GOAL OF THE EXERCISE => Output every record exactly, apart from its images.

(Beginning of INPUT FOR THIS TASK)

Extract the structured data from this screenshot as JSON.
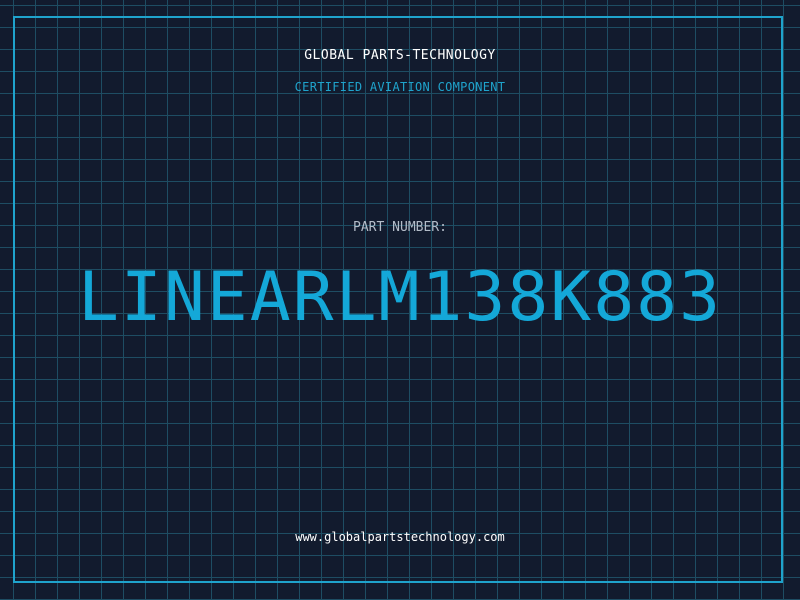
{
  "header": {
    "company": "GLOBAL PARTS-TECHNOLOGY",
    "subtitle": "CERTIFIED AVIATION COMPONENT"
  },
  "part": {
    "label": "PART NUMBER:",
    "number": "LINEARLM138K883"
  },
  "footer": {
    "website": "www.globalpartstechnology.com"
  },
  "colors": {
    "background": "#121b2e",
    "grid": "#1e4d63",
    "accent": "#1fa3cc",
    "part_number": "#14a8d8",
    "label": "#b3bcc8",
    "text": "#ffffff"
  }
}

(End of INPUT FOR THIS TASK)

SOLUTION =>
Extract the structured data from this screenshot as JSON.
{
  "header": {
    "company": "GLOBAL PARTS-TECHNOLOGY",
    "subtitle": "CERTIFIED AVIATION COMPONENT"
  },
  "part": {
    "label": "PART NUMBER:",
    "number": "LINEARLM138K883"
  },
  "footer": {
    "website": "www.globalpartstechnology.com"
  },
  "colors": {
    "background": "#121b2e",
    "grid": "#1e4d63",
    "accent": "#1fa3cc",
    "part_number": "#14a8d8",
    "label": "#b3bcc8",
    "text": "#ffffff"
  }
}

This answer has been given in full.